Wars for Oil – and now for Gas

Wars for oil have a long history.

World War 2 is a good example. Oil was a critical resource for all sides.

Japan attacked Pearl Harbor barely 4 months after the United States established an embargo on oil exports to Japan. The oil fields of Indonesia were among Japan’s first conquests after the Pearl Harbor attack. When the shipping lines from there to Japan were cut, both the Japanese naval and air forces were increasingly forced to attempt suicide attacks because they only had fuel for one-way sorties.

Germany’s drives for the oil fields of southern Russia and the Middle East failed, forcing Germany to rely on oil production from Romania and conversion of coal to liquid in order to fuel their army, navy and air force. The British military fought hard to maintain control of the Suez Canal because that was the main way they could get oil independent of America.

In contrast, it can easily be shown that the oil supplies of Russia, Britain and the United States were essential to the Allies’ ability to win the war, despite numerous military errors. P-51 Mustangs, Stormoviks and other Allied aircraft were able to wreck the Luftwaffe and destroy Japanese air defenses because they had the fuel to do it. T-34 and Sherman tanks were able to meet in Berlin for similar reasons.

Since World War 2, natural gas has become a much more important industrial fuel.

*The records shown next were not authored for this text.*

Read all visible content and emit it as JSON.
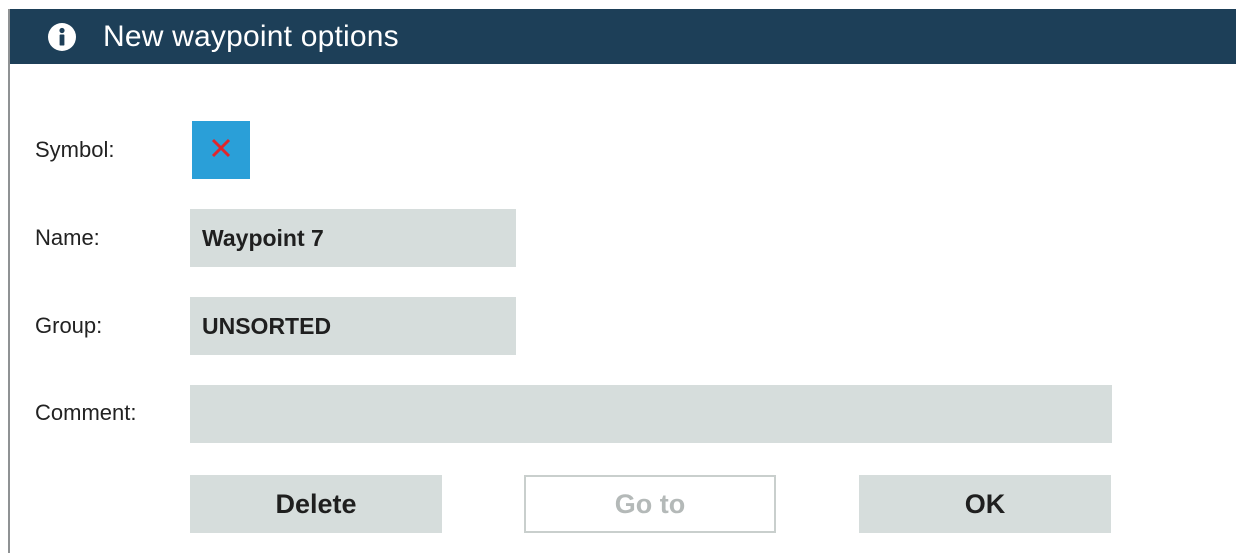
{
  "dialog": {
    "title": "New waypoint options",
    "title_icon": "info-icon",
    "colors": {
      "titlebar": "#1d3f58",
      "symbol_bg": "#2a9fd8",
      "symbol_mark": "#e0252b",
      "field_bg": "#d6dddc",
      "disabled_text": "#b4b9b8"
    }
  },
  "form": {
    "symbol_label": "Symbol:",
    "symbol_icon": "red-x-icon",
    "name_label": "Name:",
    "name_value": "Waypoint 7",
    "group_label": "Group:",
    "group_value": "UNSORTED",
    "comment_label": "Comment:",
    "comment_value": ""
  },
  "buttons": {
    "delete_label": "Delete",
    "goto_label": "Go to",
    "ok_label": "OK"
  }
}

The house in which I grew up, built shortly after that war, was heated by a coal furnace. That was common, at the time. While it is still legal to build a home with a coal-burning furnace, and you might even be able to find a local company delivering coal, it would be unusual, and the neighbors might well object. Coal-fired electrical power plants are being closed and replaced with gas-powered ones.

That brings us to today’s wars for gas. Methane, that is; natural gas (not gasoline, which is made from oil).

Russia has a lot of developed natural gas deposits. Pipelines from Russia supply a lot of natural gas to both Europe and Ukraine. Even with all the fighting in Ukraine, which has involved tanks and artillery, not just individuals armed with AK-47s, Russia has not yet cut off the flow of gas into pipelines traversing Ukraine on the way to Europe. If and when this happens, the situation gets more serious because Europe and Ukraine get more desperate.

It might be said that, since Afghanistan has little in the way of gas or oil resources, that’s one war that cannot be explained as being about these fossil fuels. When you look at the location of Afghanistan, that proves to be a pretty superficial way of thinking about it.

Afghanistan lies directly between major gas fields located in some of the other “-stan” countries (Kyrgistan, Uzbekistan, etc.) and Pakistan. While the eastern mountainous region of Afghanistan is no place to contemplate building a pipeline, the the flatter region to the west is geographically ideal for the purpose. For details, just start with http://en.wikipedia.org/wiki/Trans-Afghanistan_Pipeline. This is one answer to the question, “Why have so many countries been fighting over Afghanistan for so long?”

And, as it turns out, it’s also an answer to a similar question about why the conflict between Israel and Palestine been so impossible to settle. I’m not going to try to explain this in detail, because I would not do nearly as good a job as Michael Schwartz did in his article – http://www.tomdispatch.com/blog/175961/.

This article is really worth reading, taking notes, checking out the details, discussing and making every effort to understand. The intractible conflict is not a result of a ‘flawed peace process’ or some inexplicable ‘political will of the peoples of ____.’ Nor is it a clash of religions, though it provokes a lot of clashes between followers of several religions. It is a result of the fact that Israel’s economy ‘needs’ the gas, and the gas is inconveniently located largely under Mediterranean water to which Israel does not have an undisputed claim.

Seriously, read the article linked just above, and the comments below the article, and any factual references you can think of. See if you can come to any other conclusion.

Meanwhile, there’s more than enough sunlight falling on Israel (inside the 1967 borders) to supply all the energy needs of the people living in Israel. The source is free. It can’t be used without developing a renewable energy industry, but that development is technically possible.

There’s also more than enough sunlight falling on the United States. We, too could become energy independent, so far as other nations are concerned. We don’t have to be dependent on the earth’s limited supply of fossil fuels. We don’t have to put up with all the bad biological, ecological and social effects of burning fossil fuels.

“Drill, drill, drill!” and similar panicky slogans supporting the old industrial system guarantee more destruction of the environment, followed by economic collapse when the remaining geological deposits become too scarce and expensive to continue using. It’s a path to guaranteed failure, with wars and other calamities along the way.

There are, to be sure, some negatives to developing clean energy sources and a sustainable society world-wide. It’s not a path of 100% sweetness, light and rose petals. But at least, unwinnable wars and collapse are not guaranteed.